We are all guilty of knowing and assuming a single story about a group of people, their homeland, and their culture and traditions.
Before coming to Swaziland, I knew very little about this tiny country in southern Africa. I knew Swaziland is Africa’s last absolute monarchy and that the king is resisting any changes from that status. That information is true, and Swazis like to ask me how I feel about that, which the PCVs in Swaziland have been told to not discuss.
Of course, Swazis like to ask me many questions about my life, my marital status, my religion, how I voted in the 2016 U.S. presidential election, how my country could elect someone like Trump, and if I could take them to the U.S. when I leave Swaziland to be my garden boy or cook, or perhaps to study at an American university.

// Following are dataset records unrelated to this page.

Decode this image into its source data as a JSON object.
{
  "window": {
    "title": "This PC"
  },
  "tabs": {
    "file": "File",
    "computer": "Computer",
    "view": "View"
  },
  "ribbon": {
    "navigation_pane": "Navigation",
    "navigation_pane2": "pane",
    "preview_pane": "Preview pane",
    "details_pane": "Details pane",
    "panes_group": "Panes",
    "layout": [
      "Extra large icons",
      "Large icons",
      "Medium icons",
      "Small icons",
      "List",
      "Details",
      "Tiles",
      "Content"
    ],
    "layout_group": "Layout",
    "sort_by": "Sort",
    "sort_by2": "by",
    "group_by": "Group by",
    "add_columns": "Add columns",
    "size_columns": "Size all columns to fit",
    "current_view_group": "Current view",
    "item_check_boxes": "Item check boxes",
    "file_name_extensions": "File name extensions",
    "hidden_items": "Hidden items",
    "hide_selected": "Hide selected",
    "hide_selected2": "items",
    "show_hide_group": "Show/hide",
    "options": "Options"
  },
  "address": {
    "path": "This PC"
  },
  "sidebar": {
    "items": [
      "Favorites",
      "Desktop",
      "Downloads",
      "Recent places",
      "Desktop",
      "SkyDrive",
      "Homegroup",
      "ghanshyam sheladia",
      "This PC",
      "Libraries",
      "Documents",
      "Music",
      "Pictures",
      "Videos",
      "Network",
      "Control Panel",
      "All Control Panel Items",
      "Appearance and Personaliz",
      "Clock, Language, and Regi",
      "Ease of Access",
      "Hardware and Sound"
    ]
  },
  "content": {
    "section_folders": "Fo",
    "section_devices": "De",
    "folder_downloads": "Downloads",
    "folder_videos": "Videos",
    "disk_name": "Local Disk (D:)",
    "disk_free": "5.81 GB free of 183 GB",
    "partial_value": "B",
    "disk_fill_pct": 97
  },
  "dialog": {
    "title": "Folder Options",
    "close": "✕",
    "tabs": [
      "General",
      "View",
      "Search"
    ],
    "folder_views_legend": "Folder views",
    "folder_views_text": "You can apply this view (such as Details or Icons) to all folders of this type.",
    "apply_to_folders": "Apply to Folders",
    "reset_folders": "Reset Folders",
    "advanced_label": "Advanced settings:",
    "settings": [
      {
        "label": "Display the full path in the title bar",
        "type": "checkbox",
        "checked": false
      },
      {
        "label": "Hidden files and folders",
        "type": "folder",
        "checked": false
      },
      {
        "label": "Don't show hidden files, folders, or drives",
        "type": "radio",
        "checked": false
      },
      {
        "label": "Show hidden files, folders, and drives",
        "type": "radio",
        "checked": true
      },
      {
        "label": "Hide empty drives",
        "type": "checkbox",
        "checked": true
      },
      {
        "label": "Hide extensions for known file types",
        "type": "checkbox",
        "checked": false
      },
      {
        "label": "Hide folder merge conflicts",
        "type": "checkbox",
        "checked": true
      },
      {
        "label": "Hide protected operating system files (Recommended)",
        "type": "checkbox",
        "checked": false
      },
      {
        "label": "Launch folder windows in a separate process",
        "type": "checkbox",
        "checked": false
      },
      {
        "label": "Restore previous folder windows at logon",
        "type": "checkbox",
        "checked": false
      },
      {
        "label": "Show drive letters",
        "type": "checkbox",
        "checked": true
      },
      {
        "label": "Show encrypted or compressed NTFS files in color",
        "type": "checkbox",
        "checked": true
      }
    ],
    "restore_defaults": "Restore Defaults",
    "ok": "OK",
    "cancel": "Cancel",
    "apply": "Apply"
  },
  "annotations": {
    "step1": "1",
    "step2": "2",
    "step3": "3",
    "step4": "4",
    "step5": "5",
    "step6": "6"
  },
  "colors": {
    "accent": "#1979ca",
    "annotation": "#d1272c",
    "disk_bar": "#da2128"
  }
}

I usually answer everyone’s questions, time and patience permitting, about everything. One of Peace Corps’ goals is to share knowledge about America with the people of the country where we serve, and I thoroughly enjoy showcasing America in a different light than most people are used to.
Swazis know a single story about Americans. They expect us to be wealthy white people with lots of money to share and knowledge to bring to do “things” to improve their community. This is what white people have been doing for a century in Swaziland and they expect me to be just like the development workers they have encountered and just like the people they see on TV.
Sure, I am a white person come to Swaziland to do development work–better called capacity building–with the Peace Corps. But after that, my story changes.
I like to tell people about the amount of debt I have accrued to receive a master’s degree. I was not in debt after my bachelor’s degree thanks to working hard to receive lots of scholarship money and because my parents saved for my education. I decided to return to school and study for a Master of Public Health degree and my finances instantly changed.
I worked more than full time during those two years over three jobs. I worked on campus for two professors that helped reduce my tuition bill, I worked as a pharmacy technician at Target, and I taught curling on Saturday nights. All of that just paid the bills, so I still took out a lot of money in loans, particularly to pay for two study abroad programs in Ghana.
Most Swazis have no idea that higher education is not affordable to Americans. When Swazis say they want to study in America, I steer them towards Europe instead, where university programs are often free and still taught in English.
When men ask to marry me, I first tell them how many cows my babe wants for me (140, and the usual price for a college-educated female is 15), how many elephants I want (two), and how much money they would have to pay to the U.S. to pay off my student loans ($40,000 or E560,000 in the local currency). Men sometimes say they could acquire 140 cows paid in installments over many years. Most men brush off the request for elephants. No one knows what to say about the large amount of money I need to pay off my student loans, though.
I bring up that amount of money again when people ask me to pay for their or their children’s educations. I explain that I am a volunteer and am earning no money while working in Swaziland and that I am still paying for my education, so there is no way I could pay for yours. Sometimes they follow up with asking if my parents could provide them the money, and I have discovered the best answer is that my parents are not employed, which is true and which Swazis understand and then stop asking for money.
Swazis also sometimes ask for me to take them to the U.S. when I finish my work here. They offer to work in my garden, cook my food, or wash my laundry. Sometimes I tell them that I do not want to return to the U.S., which is usually incomprehensible because they believe the U.S. to be such a great and wonderful place where all your dreams come true and money grows on trees and jobs are available everywhere.
Other times I say that I do not have a house and therefore do not need a garden boy, that I like preparing my own food, and I use a washing machine to clean my clothes. Often I am stopped at the point when I say that I do not have a house. This is, again, unbelievable. In a country of so much wealth, how could I not even have a one-room house I built myself on the property of my parents?
The perception is that even with whatever America is expected to be by Swazis, they also expect us to still live like Swazis do: on the homestead of our parents with many generations living together and that we all have a small farm with cows and chickens.
Part of my responsibility as a Peace Corps Volunteer is to share what America is like to me and to reduce the view that there is a single story about the U.S. I enjoy this role. I have had this conversation about me and my views of the U.S. so many times in the seven months that I have lived in Swaziland, and I know it will continue to be a topic for conversation.
I also know if I was sent back to the U.S. today, that I have changed some people’s expectations of America and Americans. I have succeeded in broadening their views of a broad and complicated and diverse place, a place where two people can have entirely opposite opinions about what is right and wrong with its state of affairs and continue to live together. It is a place where I have learned to see many of its problems and mistakes during its short history, but it is also a place that I still find beautiful.
Don’t you think it is beautiful too?
And all of these thoughts are important to destroying the single story of America, one conversation about my student loan debt at a time.
This post is part of Blogging Abroad’s 2017 New Years Blog Challenge, week two: The Danger of a Single Story. This prompt is based on a TED talk by author Chimamanda Adiche. Coincidentally, I was shown this video during PST because of the powerful message it shares.